Miller flees the scene with multiple broken ribs and possible internal bleeding, and phones a “friend,” ex-convict Jimmy Grant (Nate Parker), whose father did business with Miller. The rat believes he is absolved and on the verge of getting off Scott-free, but the law is actually hot on his trail in the form of the suspicious Detective Bryer (played by Tim Roth with a palette of facial expressions that simultaneously charm and spell doom), who vows that he will “not let another rich asshole get away with murder.”
Despite a dearth of memorable roles in recent years (2002’s Chicago notwithstanding), Gere is back to form here. Draped in a bespoke suit and sporting a mercurial temper, the actor’s ferocity ranges from used-car-salesman persuasiveness to remorseless, rip-out-your-jugular aggressiveness. Miller is a chameleon who’s not ashamed of his practiced camouflage, though he insists on regularly defining himself in a way that’s more favorable to his image.
When confronted by his daughter (Brit Marling) over fraudulent accounting practices, he falls back on the standard defense: “It’s my job. I’m the patriarch. You don’t know what this world demands of me.” But when told, “Nothing is beyond money with you, Robert,” he simply nods in agreement. The cockeyed spin of Miller’s moral compass is clearly defined and acceptable to him no matter what, even when he’s attempting to put on a Mr. Chips facade for his wife (Susan Sarandon) and kids.
It should be noted that the practice of “arbitrage” in over-simplified terms refers to buying a commodity in one market at a low price in order to sell it at a higher price elsewhere. It is to bet on both sides of the game, and in Arbitrage Miller literally carries out this financial practice while also exploiting the cluelessness of his family and colleagues.
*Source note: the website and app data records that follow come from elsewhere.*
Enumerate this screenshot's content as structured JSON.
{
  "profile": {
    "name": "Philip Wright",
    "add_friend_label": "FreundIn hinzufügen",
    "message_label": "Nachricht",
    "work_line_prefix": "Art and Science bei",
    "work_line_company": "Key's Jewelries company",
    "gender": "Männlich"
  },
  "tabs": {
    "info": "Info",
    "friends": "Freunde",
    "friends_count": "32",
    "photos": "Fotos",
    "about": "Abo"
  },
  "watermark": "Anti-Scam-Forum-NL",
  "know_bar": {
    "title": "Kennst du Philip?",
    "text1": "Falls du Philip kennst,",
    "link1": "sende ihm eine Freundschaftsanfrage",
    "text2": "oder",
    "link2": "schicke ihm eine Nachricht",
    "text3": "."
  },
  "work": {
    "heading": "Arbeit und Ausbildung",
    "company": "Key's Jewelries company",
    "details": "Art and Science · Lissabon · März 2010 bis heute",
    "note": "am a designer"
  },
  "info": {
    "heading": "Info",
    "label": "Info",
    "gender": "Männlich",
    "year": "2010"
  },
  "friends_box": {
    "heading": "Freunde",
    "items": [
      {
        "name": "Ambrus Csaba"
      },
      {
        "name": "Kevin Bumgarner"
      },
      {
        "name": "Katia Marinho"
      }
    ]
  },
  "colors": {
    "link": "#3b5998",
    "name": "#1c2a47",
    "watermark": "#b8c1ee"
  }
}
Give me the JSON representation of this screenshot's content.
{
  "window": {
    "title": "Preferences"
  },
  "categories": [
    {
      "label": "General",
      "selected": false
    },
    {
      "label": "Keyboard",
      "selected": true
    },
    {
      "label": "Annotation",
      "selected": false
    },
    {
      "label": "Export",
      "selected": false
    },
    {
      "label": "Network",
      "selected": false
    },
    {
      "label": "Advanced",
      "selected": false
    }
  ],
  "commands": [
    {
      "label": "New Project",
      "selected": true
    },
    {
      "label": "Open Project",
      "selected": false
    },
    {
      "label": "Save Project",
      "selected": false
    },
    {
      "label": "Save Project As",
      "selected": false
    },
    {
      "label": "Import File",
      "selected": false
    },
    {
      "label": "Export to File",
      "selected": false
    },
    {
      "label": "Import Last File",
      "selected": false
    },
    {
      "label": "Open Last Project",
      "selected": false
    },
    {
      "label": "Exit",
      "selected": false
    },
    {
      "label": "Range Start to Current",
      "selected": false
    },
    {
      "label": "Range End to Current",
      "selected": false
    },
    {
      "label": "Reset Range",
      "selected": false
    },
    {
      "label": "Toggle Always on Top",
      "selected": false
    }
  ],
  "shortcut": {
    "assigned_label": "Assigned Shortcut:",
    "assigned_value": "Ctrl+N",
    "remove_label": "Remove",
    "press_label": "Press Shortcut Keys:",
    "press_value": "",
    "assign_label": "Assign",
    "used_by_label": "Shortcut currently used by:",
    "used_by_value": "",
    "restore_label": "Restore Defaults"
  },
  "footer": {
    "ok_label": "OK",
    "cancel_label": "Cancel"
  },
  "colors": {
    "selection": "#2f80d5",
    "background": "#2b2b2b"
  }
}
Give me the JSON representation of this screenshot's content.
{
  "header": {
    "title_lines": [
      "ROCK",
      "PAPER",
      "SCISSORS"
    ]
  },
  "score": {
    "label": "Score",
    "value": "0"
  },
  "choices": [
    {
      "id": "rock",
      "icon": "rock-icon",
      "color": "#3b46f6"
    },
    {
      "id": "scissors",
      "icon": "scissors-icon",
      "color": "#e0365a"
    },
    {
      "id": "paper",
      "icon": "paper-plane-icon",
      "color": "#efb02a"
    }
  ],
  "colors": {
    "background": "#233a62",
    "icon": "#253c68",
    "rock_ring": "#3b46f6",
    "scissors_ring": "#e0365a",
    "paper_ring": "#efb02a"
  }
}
But amid the cluelessness, Jarecki does well in keeping the film focused on Miller as he’s psychologically batted from place to place. One complaint: the first-time director settles for telling us everything instead of allowing the audience to interpret events. That complaint aside, Arbitrage is highly recommended.
Grand Budapest Hotel was so dizzying, that when I was told Bill Murray was in…
nope. gone already